**Source data:**
----

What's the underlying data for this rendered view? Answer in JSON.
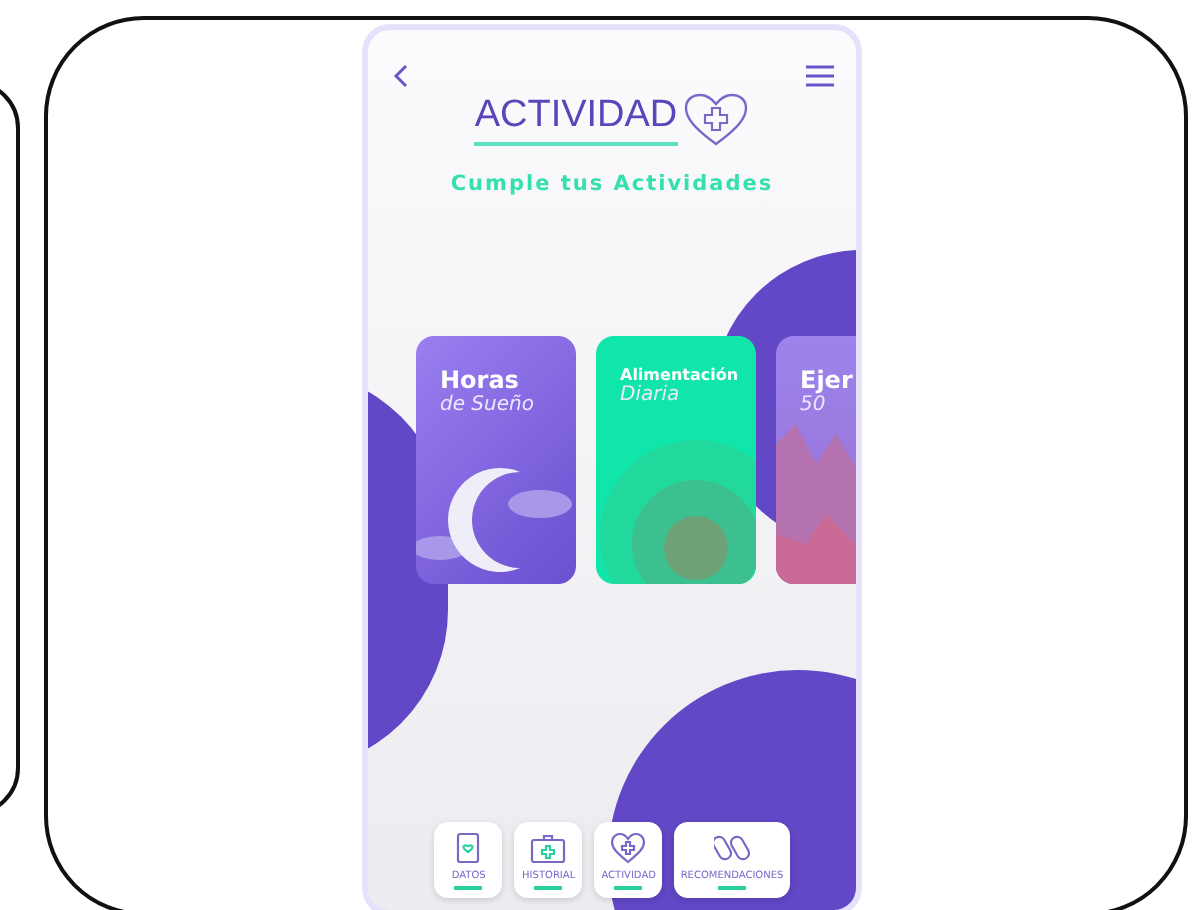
{
  "header": {
    "title": "ACTIVIDAD",
    "subtitle": "Cumple tus Actividades"
  },
  "cards": [
    {
      "kind": "moon",
      "title": "Horas",
      "subtitle": "de Sueño"
    },
    {
      "kind": "circles",
      "title": "Alimentación",
      "subtitle": "Diaria"
    },
    {
      "kind": "mountains",
      "title": "Ejer",
      "subtitle": "50"
    }
  ],
  "nav": [
    {
      "kind": "clipboard",
      "label": "DATOS"
    },
    {
      "kind": "kit",
      "label": "HISTORIAL"
    },
    {
      "kind": "heart",
      "label": "ACTIVIDAD"
    },
    {
      "kind": "pills",
      "label": "RECOMENDACIONES"
    }
  ]
}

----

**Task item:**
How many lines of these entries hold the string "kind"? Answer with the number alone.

**Answer to the exercise:**
7